One of the most important ways to reduce the risk, they reported, is to treat the ADHD, including with stimulant medications.
At the same time, these same medications can be a source of problems in those who develop a substance use problem.
The authors of the statement therefore recommend that health care providers regularly screen those who have ADHD and take stimulants for possible signs of a substance use problem.
"Follow instructions on taking ADHD medications."
This statement, authored by Elizabeth Harstad, MD, MPH, of the AAP Committee on Substance Abuse, reviewed strategies for reducing the risk that those with ADHD will develop substance abuse problems.
First, the authors reviewed what the risks are for those with ADHD, including the fact that those with ADHD are twice as likely to develop alcoholism than those without ADHD.
In addition, those with ADHD are three times more likely to become dependent on nicotine as a teen or adult and twice as likely to use it over a lifetime, compared to those without ADHD.

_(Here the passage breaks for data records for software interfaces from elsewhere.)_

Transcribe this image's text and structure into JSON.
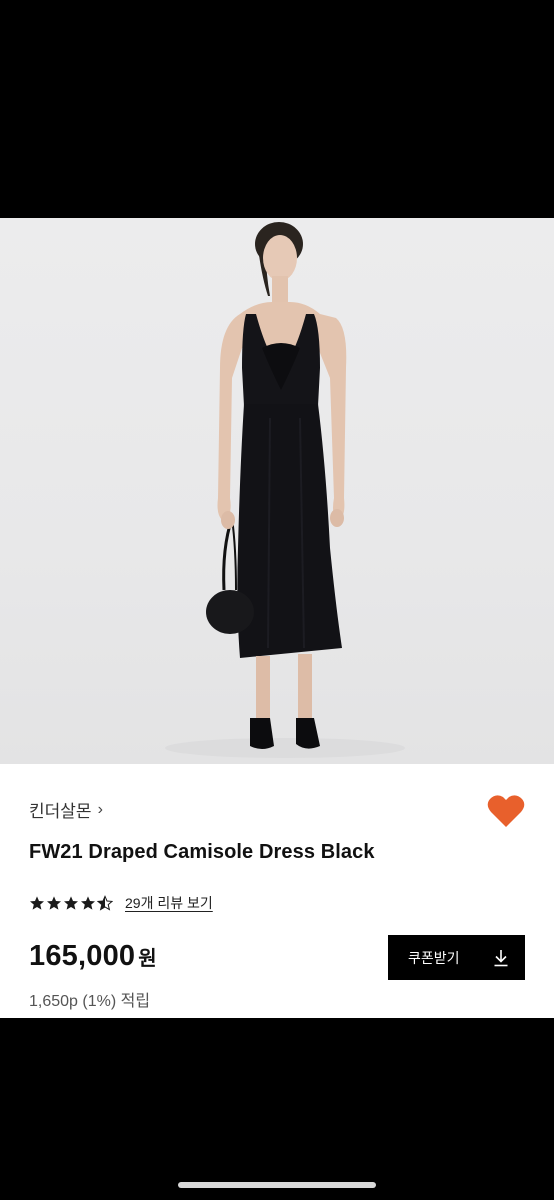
{
  "product": {
    "brand": "킨더살몬",
    "brand_chevron": "›",
    "title": "FW21 Draped Camisole Dress Black",
    "rating": 4.5,
    "review_link": "29개 리뷰 보기",
    "price": "165,000",
    "price_unit": "원",
    "points": "1,650p (1%) 적립",
    "coupon_button": "쿠폰받기"
  },
  "colors": {
    "heart": "#e8602c",
    "button_bg": "#000000",
    "stars": "#1a1a1a"
  },
  "icons": {
    "wishlist": "heart-icon",
    "download": "download-icon",
    "star": "star-icon"
  }
}
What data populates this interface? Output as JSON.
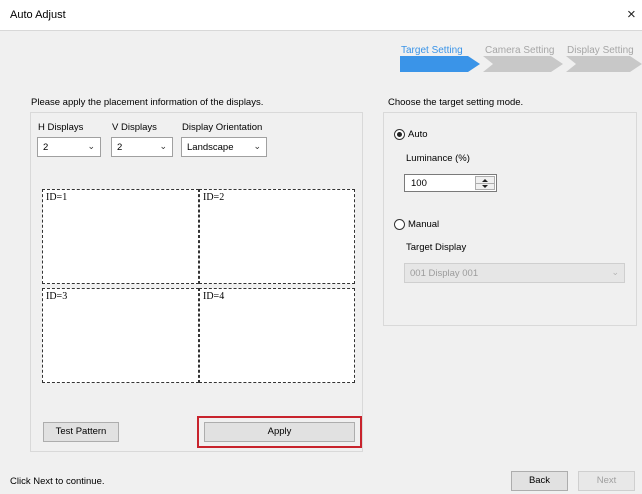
{
  "window": {
    "title": "Auto Adjust",
    "close_glyph": "×"
  },
  "steps": [
    {
      "label": "Target Setting",
      "color": "#3a94e8",
      "active": true
    },
    {
      "label": "Camera Setting",
      "color": "#c8c8c8",
      "active": false
    },
    {
      "label": "Display Setting",
      "color": "#c8c8c8",
      "active": false
    }
  ],
  "left_panel": {
    "instruction": "Please apply the placement information of the displays.",
    "h_displays": {
      "label": "H Displays",
      "value": "2"
    },
    "v_displays": {
      "label": "V Displays",
      "value": "2"
    },
    "orientation": {
      "label": "Display Orientation",
      "value": "Landscape"
    },
    "cells": [
      "ID=1",
      "ID=2",
      "ID=3",
      "ID=4"
    ],
    "test_pattern_label": "Test Pattern",
    "apply_label": "Apply"
  },
  "right_panel": {
    "heading": "Choose the target setting mode.",
    "auto": {
      "label": "Auto",
      "selected": true
    },
    "luminance_label": "Luminance (%)",
    "luminance_value": "100",
    "manual": {
      "label": "Manual",
      "selected": false
    },
    "target_display_label": "Target Display",
    "target_display_value": "001 Display 001"
  },
  "footer": {
    "hint": "Click Next to continue.",
    "back_label": "Back",
    "next_label": "Next"
  },
  "colors": {
    "accent": "#3a94e8",
    "highlight": "#c8232c"
  },
  "icons": {
    "close": "close-icon",
    "chevron": "chevron-down-icon",
    "spinner": "spinner-arrows-icon"
  }
}
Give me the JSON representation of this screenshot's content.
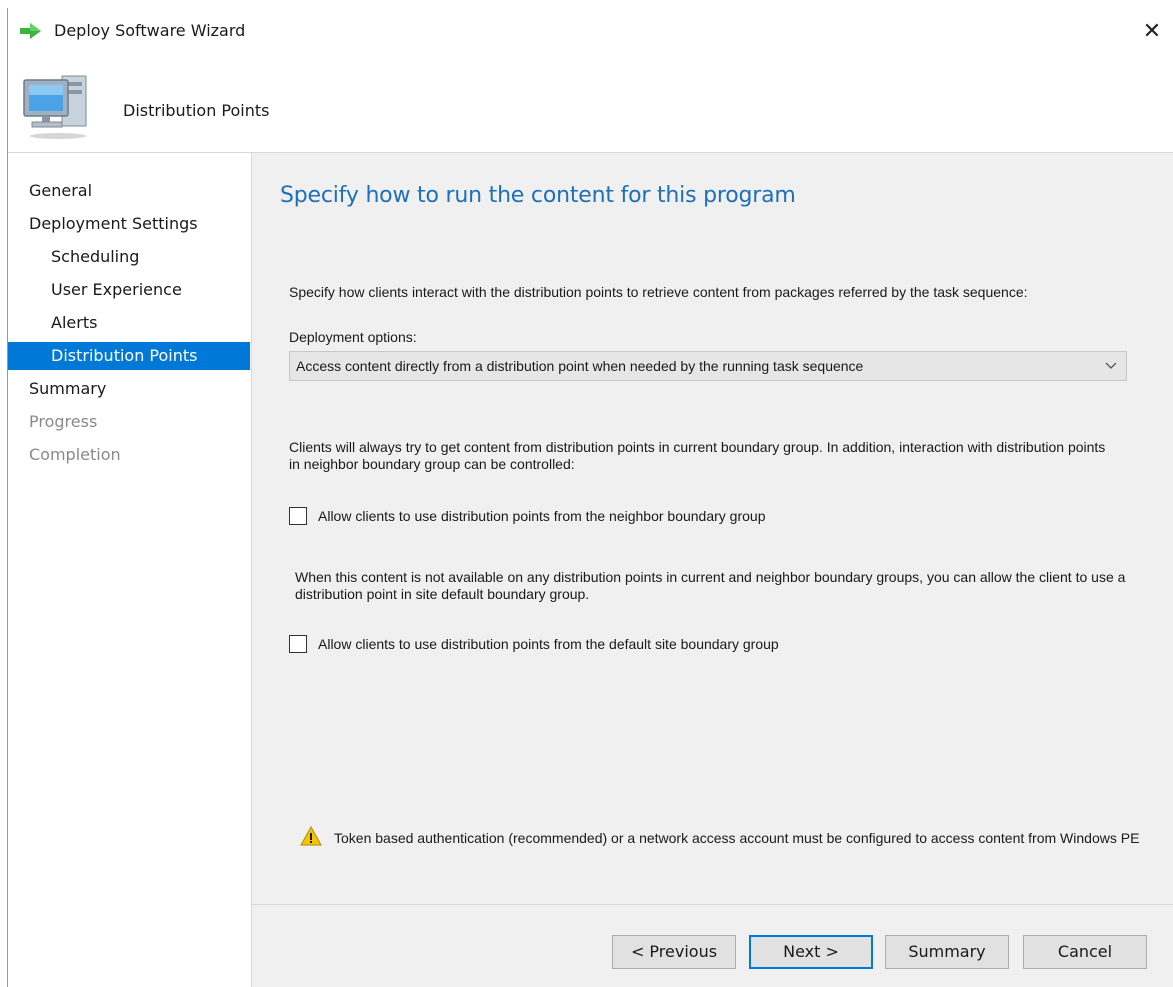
{
  "window": {
    "title": "Deploy Software Wizard",
    "close_glyph": "✕"
  },
  "header": {
    "title": "Distribution Points",
    "icon": "computer-icon"
  },
  "nav": {
    "items": [
      {
        "label": "General",
        "state": "normal"
      },
      {
        "label": "Deployment Settings",
        "state": "normal"
      },
      {
        "label": "Scheduling",
        "state": "normal"
      },
      {
        "label": "User Experience",
        "state": "normal"
      },
      {
        "label": "Alerts",
        "state": "normal"
      },
      {
        "label": "Distribution Points",
        "state": "selected"
      },
      {
        "label": "Summary",
        "state": "normal"
      },
      {
        "label": "Progress",
        "state": "disabled"
      },
      {
        "label": "Completion",
        "state": "disabled"
      }
    ]
  },
  "content": {
    "heading": "Specify how to run the content for this program",
    "intro": "Specify how clients interact with the distribution points to retrieve content from packages referred by the task sequence:",
    "deployment_options_label": "Deployment options:",
    "deployment_option_selected": "Access content directly from a distribution point when needed by the running task sequence",
    "boundary_text": "Clients will always try to get content from distribution points in current boundary group. In addition, interaction with distribution points in neighbor boundary group can be controlled:",
    "neighbor_checkbox_label": "Allow clients to use distribution points from the neighbor boundary group",
    "neighbor_checked": false,
    "fallback_text": "When this content is not available on any distribution points in current and neighbor boundary groups, you can allow the client to use a distribution point in site default boundary group.",
    "default_site_checkbox_label": "Allow clients to use distribution points from the default site boundary group",
    "default_site_checked": false,
    "warning_text": "Token based authentication (recommended) or a network access account must be configured to access content from Windows PE"
  },
  "footer": {
    "previous_label": "< Previous",
    "next_label": "Next >",
    "summary_label": "Summary",
    "cancel_label": "Cancel"
  },
  "colors": {
    "accent": "#0078d7",
    "heading": "#1c6fb8",
    "panel_bg": "#f0f0f0",
    "warning": "#f5c400"
  }
}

In addition to showing increased risks for using marijuana or cocaine, past research reveals that those with ADHD are about 2.5 times more likely to develop any substance use problem than those without the disability.
Yet, treating ADHD with stimulant medications decreases the risk of developing a substance use disorder by 85 percent, the authors reported.
The younger individuals are treated, the less likely they are to develop substance use problems, and behavioral therapy may reduce that risk as well.
"However, the recommended first-line medication therapy for ADHD is stimulant medications, which themselves pose a risk of misuse, diversion and abuse," the statement noted.
Therefore, one essential element to successful treatment of ADHD includes screening patients for substance use disorders and providing them with appropriate guidance on safely taking the medications.
"Individuals with co-occurring ADHD and active SUDs require a careful, individual risk/benefit assessment regarding the safety of prescribing a stimulant medication," the authors noted.
"Longer acting preparations of stimulant medication, the pro-drug formulation of dextroamphetamine and non-stimulant medications for ADHD all have lower abuse potential than short-acting preparations of stimulant medication," they wrote.
"Thus, [these medications'] use should be strongly considered if there is a high risk of misuse, diversion, or abuse of stimulant medications," they concluded.
The statement was published June 30 in the journal Pediatrics. The statement did not require outside funding. Information on conflicts of interest were not provided.